TASK DIRECTIONS: Say how many lines in the entries below have the word "this" in them, giving only the number.

DATA FOR ANALYSIS:
>>>

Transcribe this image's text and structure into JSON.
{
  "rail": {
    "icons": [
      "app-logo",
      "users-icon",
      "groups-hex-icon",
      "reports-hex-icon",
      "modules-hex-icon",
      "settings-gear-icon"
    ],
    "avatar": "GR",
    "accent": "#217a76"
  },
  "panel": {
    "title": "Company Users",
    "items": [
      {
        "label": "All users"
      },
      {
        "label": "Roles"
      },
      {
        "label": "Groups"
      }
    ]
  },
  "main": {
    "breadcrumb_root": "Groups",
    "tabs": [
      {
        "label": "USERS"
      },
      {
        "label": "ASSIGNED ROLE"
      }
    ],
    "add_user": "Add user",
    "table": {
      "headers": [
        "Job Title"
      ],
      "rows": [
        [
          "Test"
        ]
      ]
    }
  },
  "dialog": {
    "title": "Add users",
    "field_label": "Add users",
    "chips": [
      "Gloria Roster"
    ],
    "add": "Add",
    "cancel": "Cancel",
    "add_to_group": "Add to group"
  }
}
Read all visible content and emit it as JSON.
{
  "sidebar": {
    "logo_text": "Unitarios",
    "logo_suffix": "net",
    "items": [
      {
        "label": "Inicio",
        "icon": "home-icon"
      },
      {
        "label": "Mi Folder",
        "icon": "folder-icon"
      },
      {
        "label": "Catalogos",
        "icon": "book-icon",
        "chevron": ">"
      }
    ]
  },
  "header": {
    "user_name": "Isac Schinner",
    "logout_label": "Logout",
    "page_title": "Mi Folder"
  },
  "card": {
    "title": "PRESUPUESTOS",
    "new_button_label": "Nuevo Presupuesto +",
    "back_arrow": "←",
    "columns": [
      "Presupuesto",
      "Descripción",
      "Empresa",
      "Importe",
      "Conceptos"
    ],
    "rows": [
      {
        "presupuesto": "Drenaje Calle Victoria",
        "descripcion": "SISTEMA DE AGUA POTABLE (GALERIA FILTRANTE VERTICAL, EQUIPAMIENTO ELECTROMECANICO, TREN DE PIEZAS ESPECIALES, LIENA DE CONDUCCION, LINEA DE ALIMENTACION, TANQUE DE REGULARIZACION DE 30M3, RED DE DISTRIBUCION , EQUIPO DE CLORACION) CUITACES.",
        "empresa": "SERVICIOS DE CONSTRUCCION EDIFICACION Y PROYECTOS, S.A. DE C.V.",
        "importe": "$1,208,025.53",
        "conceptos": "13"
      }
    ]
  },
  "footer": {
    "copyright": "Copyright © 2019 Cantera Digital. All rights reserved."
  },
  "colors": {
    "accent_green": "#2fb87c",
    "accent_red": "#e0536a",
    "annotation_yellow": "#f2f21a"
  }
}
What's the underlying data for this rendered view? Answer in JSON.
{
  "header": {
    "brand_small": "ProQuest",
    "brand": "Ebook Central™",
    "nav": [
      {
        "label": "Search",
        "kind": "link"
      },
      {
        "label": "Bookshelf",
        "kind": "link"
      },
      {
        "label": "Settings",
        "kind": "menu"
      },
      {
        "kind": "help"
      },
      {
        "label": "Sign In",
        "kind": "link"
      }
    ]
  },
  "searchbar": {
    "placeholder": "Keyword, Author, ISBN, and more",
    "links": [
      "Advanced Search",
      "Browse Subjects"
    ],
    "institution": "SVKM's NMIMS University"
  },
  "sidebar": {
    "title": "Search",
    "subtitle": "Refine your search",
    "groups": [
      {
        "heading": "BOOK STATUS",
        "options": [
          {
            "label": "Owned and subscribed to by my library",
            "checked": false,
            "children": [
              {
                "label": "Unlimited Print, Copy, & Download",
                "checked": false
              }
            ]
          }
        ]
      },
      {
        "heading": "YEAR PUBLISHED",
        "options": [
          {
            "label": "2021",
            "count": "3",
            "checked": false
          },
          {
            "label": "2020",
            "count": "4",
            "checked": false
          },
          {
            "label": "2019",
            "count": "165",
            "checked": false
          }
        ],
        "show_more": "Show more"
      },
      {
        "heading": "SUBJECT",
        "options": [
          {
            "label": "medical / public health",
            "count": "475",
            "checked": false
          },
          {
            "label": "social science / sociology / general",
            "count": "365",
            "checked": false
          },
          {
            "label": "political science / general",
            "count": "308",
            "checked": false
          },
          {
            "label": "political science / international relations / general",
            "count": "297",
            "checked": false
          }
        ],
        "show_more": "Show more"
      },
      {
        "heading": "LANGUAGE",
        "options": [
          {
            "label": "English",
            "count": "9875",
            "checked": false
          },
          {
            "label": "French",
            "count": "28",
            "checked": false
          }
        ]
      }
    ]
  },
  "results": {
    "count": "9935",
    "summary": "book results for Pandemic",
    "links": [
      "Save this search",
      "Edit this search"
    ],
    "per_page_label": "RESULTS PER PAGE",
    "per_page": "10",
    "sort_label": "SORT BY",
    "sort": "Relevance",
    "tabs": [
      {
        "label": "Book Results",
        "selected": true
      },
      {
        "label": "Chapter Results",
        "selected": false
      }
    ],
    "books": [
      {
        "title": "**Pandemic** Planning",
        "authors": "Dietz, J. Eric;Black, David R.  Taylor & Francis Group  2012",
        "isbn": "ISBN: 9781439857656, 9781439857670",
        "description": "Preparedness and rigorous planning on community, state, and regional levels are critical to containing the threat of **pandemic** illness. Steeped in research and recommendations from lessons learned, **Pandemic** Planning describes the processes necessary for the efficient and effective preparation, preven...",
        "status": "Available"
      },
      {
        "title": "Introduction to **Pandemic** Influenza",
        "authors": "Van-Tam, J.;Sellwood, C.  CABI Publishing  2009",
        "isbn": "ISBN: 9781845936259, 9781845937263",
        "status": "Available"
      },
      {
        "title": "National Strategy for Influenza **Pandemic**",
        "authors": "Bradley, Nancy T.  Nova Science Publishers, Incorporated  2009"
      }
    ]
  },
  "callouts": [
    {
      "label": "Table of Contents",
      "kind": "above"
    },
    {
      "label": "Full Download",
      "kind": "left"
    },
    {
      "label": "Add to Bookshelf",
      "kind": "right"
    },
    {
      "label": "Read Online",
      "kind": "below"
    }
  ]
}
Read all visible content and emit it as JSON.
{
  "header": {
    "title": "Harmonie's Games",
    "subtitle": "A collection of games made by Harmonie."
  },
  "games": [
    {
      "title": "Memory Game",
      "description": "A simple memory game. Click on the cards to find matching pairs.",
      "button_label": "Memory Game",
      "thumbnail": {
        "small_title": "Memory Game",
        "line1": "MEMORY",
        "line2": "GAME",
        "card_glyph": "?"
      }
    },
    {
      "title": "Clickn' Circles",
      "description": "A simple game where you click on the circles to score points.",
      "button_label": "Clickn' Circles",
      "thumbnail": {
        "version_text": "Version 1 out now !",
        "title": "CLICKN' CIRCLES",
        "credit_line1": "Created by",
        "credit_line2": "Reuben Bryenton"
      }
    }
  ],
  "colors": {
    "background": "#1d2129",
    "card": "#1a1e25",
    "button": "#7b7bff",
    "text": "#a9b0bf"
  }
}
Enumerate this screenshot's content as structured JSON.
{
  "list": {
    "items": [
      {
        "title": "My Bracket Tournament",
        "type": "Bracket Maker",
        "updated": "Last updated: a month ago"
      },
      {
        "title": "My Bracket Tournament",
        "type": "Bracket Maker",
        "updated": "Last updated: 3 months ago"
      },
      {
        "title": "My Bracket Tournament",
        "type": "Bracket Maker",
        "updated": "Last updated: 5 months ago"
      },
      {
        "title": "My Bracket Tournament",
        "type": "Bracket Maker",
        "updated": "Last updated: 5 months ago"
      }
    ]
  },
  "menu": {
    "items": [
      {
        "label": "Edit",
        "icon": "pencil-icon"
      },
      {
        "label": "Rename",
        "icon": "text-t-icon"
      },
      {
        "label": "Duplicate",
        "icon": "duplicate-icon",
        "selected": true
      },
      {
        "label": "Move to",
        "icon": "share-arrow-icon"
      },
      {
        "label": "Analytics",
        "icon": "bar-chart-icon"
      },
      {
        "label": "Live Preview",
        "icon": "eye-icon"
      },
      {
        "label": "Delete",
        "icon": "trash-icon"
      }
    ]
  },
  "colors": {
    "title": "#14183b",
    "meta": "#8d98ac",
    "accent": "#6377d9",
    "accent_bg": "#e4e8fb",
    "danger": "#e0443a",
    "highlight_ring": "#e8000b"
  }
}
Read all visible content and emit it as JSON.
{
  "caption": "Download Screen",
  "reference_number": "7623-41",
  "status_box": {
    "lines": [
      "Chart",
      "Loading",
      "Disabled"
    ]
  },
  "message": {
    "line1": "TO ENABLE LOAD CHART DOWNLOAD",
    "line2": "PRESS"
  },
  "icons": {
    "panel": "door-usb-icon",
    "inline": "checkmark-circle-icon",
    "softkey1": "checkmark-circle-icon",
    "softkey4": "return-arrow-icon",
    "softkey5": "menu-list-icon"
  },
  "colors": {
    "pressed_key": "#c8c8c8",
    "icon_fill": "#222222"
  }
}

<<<

SOLVED EXERCISE: 5